    (REFERENCE 7 OF 19)

    Focaccia R Cattapan A Conceicao O Buainain R Salaroli A Focaccia MT

    Response to N-acetyl-L-cysteine on the CD4-CD8 system.

    In: Int Conf AIDS (1994 Aug 7-12) 10(1):222 (abstract no. PB0319)

    We report the first results of a clinical trial conducted to test the response of CD4-CD8 lymphocyte system to the administration of N-Acetyl-L-Cysteine (NAC). HIV-positive patients bearing CD4 counts < 500 cells/mm3 measured by flow cytometry were studied. Patients were divided in 2 groups that received doses every 12 Hs during 1 mo., 8 cases Parenteral, 400 mg. 7 cases Oral, 600 mg. Five of the patients were being treated with AZT without significant change of CD4 counts. RESULTS: Two of the 8 successful cases became serum p24 antigen negative. The 6 cases of the parenteral group ceased to develop opportunistic infections so far. No side effects were reported in both groups. CONCLUSION: NAC associated to antiviral therapy can be a powerful immunotherapy drug. Current research effort is aimed to determine the clinical meaning of CD4-CD8 enhancement and the determination of a suitable maintenance schedule.

    Hope this is of some use for you.
    All the best,
    Susanne

  4. Applyn59

    Applyn59 New Member

    Curious about why your dr. tested your T-cells?
    Did you have to force him? LOL
    Also, how awful about the way appointments
    are scheduled!

    Do you always see the same dr in that office?
    When I went to the infectious disease dr. who
    was rude and made me cry, I always saw him.
    The one time I was the absolute worse I ever
    was, I called and they said if I went that on MOn,
    I would get a different dr., if I went on Tues,
    I would get the guy I always saw. So I took Tues.
    I get there and they gave me to a med student
    who knew nothing. I told him everything.
    I told him I was upset because they told me I was
    going to see the other dr and that was why I took
    the later date. I had excrutiating shoulder blade
    pain accompanied by waves of nausea. He
    never even touched me. After I made a little noise,
    the other dr came him and told the other one to
    feel my muscles. He didn't even do a good job.
    Then my dr. proceeded to tell me my problems
    were from anxiety. I don't know why I am telling
    you this. You just reminded me because of
    infectious disease dr. I thought he was the answer
    to my prayers in the beginning. When I became
    a difficult patient (healthwise) he wasn't so great.
    I will never forgive him for making fun of and light
    of my problems in front of a student. He seemed
    quite smart though but after that never wanted
    to see him again. I don't need to get all bunched
    up in knots (wrong description, I guess) and
    anxious because of his arrogance and treatment of me.
    However, sometimes I wonder if I should just forget it
    and give him another chance. I get nauseated just thinking of it. Do you think I am crazy??

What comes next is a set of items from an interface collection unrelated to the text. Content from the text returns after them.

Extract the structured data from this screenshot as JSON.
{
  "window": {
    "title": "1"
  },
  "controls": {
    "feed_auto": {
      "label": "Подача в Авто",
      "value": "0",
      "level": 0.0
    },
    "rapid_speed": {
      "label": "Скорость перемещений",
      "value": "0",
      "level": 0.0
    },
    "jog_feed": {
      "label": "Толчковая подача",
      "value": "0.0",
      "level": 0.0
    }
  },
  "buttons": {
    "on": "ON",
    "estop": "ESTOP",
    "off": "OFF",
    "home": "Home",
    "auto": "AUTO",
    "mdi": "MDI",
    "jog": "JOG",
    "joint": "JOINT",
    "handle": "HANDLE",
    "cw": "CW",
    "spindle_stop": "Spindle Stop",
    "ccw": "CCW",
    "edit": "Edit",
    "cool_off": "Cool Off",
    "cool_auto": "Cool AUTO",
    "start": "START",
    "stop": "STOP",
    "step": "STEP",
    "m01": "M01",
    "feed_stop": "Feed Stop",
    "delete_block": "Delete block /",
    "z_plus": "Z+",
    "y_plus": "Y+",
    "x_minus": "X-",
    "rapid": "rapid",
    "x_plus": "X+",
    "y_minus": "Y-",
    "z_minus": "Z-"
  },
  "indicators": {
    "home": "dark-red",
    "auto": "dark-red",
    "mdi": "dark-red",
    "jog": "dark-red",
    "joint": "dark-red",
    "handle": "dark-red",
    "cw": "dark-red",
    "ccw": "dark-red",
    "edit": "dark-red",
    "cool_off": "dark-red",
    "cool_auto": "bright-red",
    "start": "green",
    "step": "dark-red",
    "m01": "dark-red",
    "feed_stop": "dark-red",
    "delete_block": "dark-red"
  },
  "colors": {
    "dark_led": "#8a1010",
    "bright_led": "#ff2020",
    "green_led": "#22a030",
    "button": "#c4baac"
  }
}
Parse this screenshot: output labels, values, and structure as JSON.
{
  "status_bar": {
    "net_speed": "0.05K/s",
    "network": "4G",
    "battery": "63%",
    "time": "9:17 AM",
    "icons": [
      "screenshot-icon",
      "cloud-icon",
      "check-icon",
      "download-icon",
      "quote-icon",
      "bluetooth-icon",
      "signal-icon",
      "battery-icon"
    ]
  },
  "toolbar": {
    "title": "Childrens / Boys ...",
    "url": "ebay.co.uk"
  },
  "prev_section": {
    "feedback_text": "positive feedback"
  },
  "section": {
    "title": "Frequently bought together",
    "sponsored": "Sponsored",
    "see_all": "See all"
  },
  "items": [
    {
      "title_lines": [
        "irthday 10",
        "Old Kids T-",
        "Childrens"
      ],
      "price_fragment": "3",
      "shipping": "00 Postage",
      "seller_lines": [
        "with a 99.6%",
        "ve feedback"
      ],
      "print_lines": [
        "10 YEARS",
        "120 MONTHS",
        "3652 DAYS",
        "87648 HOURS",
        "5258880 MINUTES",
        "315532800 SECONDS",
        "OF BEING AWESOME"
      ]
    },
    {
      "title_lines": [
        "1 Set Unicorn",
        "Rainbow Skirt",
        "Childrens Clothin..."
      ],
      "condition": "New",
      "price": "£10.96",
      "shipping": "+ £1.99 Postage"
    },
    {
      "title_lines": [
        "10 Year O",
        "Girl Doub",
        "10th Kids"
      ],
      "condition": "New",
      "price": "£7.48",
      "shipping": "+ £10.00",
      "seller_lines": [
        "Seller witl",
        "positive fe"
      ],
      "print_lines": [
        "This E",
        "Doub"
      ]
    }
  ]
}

    Sorry this got so long.
    Lynn
    Who lives in CT, too